[EXERCISE BRIEF] If a line in the listing contains "price", copy it out whole.
*** TASK INPUT Section Begins ***
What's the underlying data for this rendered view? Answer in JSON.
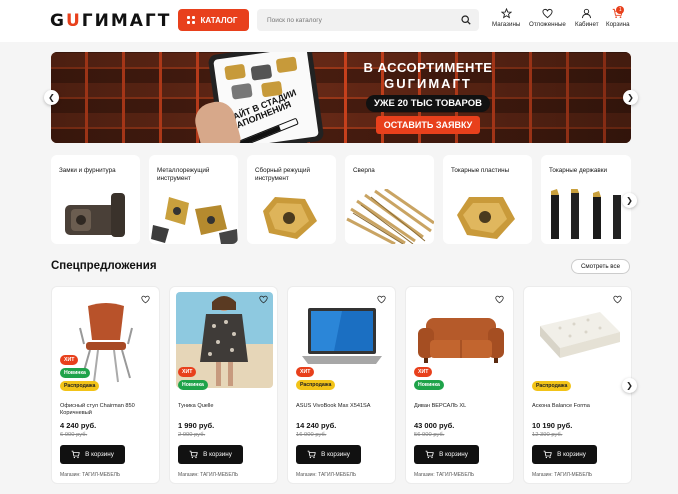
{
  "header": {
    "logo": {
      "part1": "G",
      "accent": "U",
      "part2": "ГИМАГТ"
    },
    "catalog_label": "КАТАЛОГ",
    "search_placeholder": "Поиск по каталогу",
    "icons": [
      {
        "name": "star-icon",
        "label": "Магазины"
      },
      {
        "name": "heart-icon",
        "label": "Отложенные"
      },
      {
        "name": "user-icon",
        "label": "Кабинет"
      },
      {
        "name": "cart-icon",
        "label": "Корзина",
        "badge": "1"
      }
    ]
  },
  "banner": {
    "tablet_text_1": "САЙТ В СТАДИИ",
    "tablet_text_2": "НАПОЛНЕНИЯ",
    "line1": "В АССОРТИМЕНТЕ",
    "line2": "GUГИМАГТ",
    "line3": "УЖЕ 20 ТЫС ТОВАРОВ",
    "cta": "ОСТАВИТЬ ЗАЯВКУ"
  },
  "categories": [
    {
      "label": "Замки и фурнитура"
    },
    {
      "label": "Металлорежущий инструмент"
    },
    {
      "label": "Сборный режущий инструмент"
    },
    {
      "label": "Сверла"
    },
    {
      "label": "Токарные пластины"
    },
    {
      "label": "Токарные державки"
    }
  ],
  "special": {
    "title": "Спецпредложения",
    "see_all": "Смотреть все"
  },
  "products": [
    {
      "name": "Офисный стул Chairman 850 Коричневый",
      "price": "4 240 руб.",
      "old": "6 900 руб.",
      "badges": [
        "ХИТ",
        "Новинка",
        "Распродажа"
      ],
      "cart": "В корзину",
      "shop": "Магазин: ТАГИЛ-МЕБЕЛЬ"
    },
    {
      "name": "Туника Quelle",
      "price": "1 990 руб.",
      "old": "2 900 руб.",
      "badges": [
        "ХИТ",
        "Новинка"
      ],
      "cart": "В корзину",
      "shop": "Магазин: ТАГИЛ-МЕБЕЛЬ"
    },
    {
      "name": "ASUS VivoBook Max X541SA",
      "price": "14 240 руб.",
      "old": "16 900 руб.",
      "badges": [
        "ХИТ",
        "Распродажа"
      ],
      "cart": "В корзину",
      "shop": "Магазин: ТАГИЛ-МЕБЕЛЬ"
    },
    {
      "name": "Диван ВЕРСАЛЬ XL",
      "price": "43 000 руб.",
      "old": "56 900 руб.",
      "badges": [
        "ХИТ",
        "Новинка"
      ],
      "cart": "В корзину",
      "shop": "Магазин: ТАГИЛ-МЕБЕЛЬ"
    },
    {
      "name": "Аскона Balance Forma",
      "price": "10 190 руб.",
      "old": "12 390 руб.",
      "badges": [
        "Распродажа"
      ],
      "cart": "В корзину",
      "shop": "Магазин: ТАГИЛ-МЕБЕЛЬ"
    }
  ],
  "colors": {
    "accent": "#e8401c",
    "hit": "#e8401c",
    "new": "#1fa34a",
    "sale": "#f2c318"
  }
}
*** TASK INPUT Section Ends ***
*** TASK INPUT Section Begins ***
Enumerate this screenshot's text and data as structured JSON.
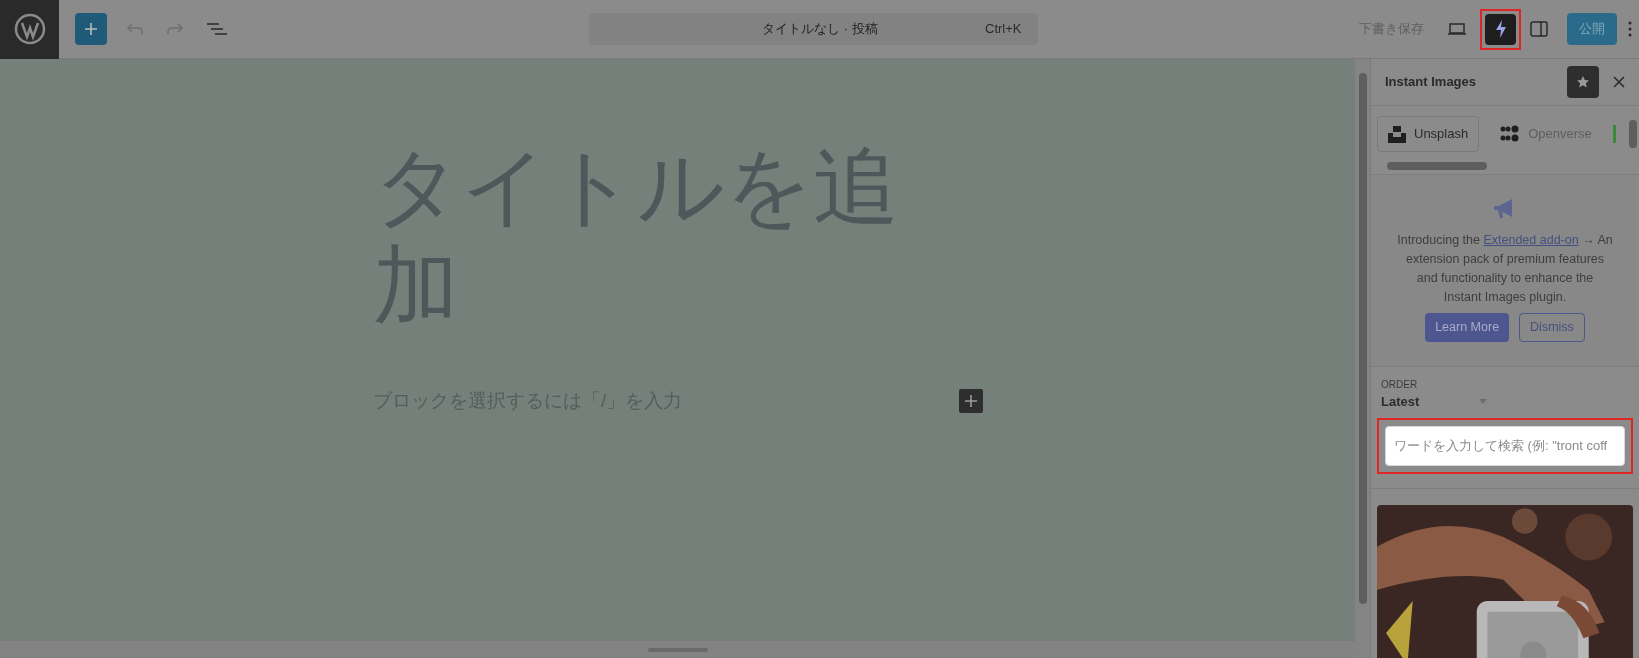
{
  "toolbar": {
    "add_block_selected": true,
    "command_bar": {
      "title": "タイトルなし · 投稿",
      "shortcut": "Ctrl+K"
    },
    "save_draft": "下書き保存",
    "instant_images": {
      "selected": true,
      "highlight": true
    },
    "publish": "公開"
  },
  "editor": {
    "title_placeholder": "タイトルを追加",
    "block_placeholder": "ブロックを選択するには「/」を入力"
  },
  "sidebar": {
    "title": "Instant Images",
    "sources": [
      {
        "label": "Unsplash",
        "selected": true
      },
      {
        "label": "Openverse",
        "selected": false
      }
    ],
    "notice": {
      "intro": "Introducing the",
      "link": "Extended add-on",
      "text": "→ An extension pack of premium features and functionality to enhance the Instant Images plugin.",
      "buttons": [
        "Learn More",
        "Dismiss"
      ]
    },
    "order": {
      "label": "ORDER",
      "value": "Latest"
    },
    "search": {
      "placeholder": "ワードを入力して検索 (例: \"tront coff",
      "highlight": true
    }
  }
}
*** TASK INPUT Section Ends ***
[OUTPUT OF THE EXERCISE]
      "price": "4 240 руб.",
      "price": "1 990 руб.",
      "price": "14 240 руб.",
      "price": "43 000 руб.",
      "price": "10 190 руб.",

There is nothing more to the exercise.